It’s Movember, time to grow your moustache to raise funds and awareness of some serious health risks that men face, like suicide, testicular cancer and prostate cancer. Maybe growing a moustache isn’t your thing? No problem, host a Mo-ment for the men in your life instead!

APCaRI is a key stakeholder in the TrueNTH Global Registry; contributing 92% of the submitted patients in February 2018. Recently described by Evans et al., 2017 in an article published in BMJ Open, this project was established as an international registry with the goal to monitor the care of men with localised prostate cancer from 13 Movember-fundraising countries. Prostate cancer treatment and outcomes for men vary according to where they live, their race and the care they receive. The TrueNTH Global Registry is collecting a dataset based on the International Consortium for Health Outcome Measures (ICHOM) so we can better understand how to improve the care and treatment of men with localized prostate cancer, regardless of ethnicity and geography.
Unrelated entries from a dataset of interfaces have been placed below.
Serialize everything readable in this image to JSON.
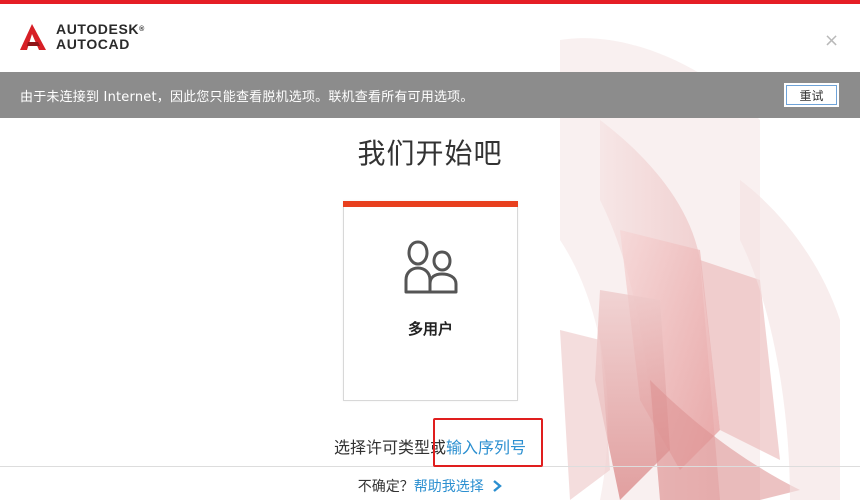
{
  "brand": {
    "line1": "AUTODESK",
    "line2": "AUTOCAD",
    "reg_mark": "®",
    "accent_color": "#e51e25"
  },
  "window": {
    "close_glyph": "×"
  },
  "banner": {
    "message": "由于未连接到 Internet，因此您只能查看脱机选项。联机查看所有可用选项。",
    "retry_label": "重试",
    "background": "#8c8c8c"
  },
  "main": {
    "title": "我们开始吧",
    "cards": [
      {
        "label": "多用户",
        "icon": "multi-user-icon",
        "accent": "#e8401e"
      }
    ],
    "license_prompt": "选择许可类型或",
    "serial_link": "输入序列号",
    "link_color": "#2b8fd0"
  },
  "footer": {
    "unsure_label": "不确定？",
    "help_link": "帮助我选择",
    "help_icon": "chevron-right-icon"
  }
}
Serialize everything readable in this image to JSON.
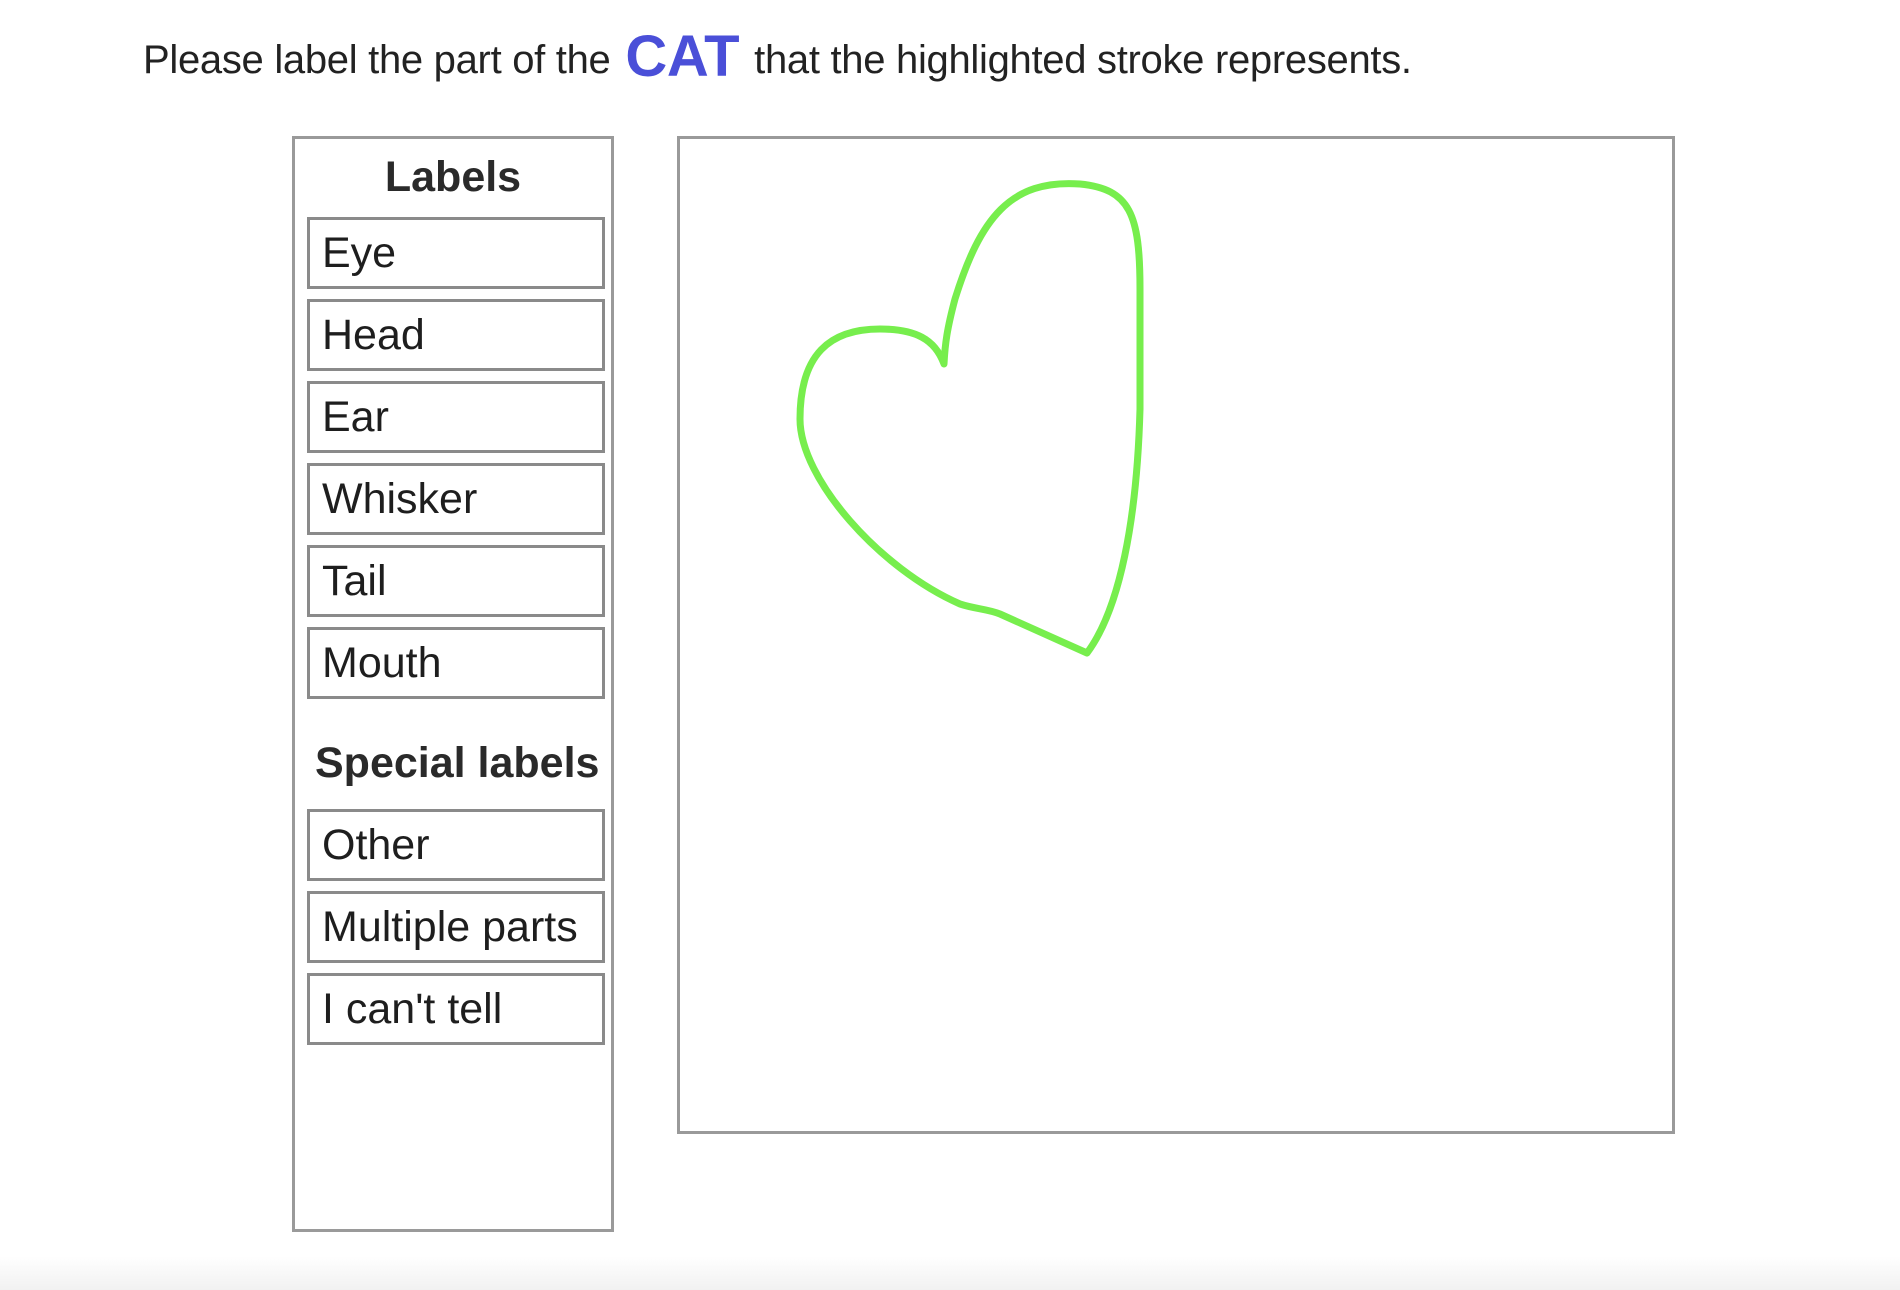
{
  "instruction": {
    "before": "Please label the part of the",
    "category": "CAT",
    "after": "that the highlighted stroke represents."
  },
  "labels_panel": {
    "heading": "Labels",
    "items": [
      "Eye",
      "Head",
      "Ear",
      "Whisker",
      "Tail",
      "Mouth"
    ],
    "special_heading": "Special labels",
    "special_items": [
      "Other",
      "Multiple parts",
      "I can't tell"
    ]
  },
  "canvas": {
    "stroke_color": "#77ee4d"
  },
  "colors": {
    "accent": "#4a4fd8",
    "border": "#9a9a9a"
  }
}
Please check out previous APCaRI blog posts that have talked about Movember (@Movember); the international Mens’ health Awareness charity, and about TrueNTH (@TrueNTH_Canada); a program funded by Prostate Cancer Canada (PCC) and the Movember Foundation that aims to improve the quality of life of men with prostate cancer and their families.

So start growing (or attach) your moustache today to raise funds and awareness to improve mens’ health!

- Perrin Beatty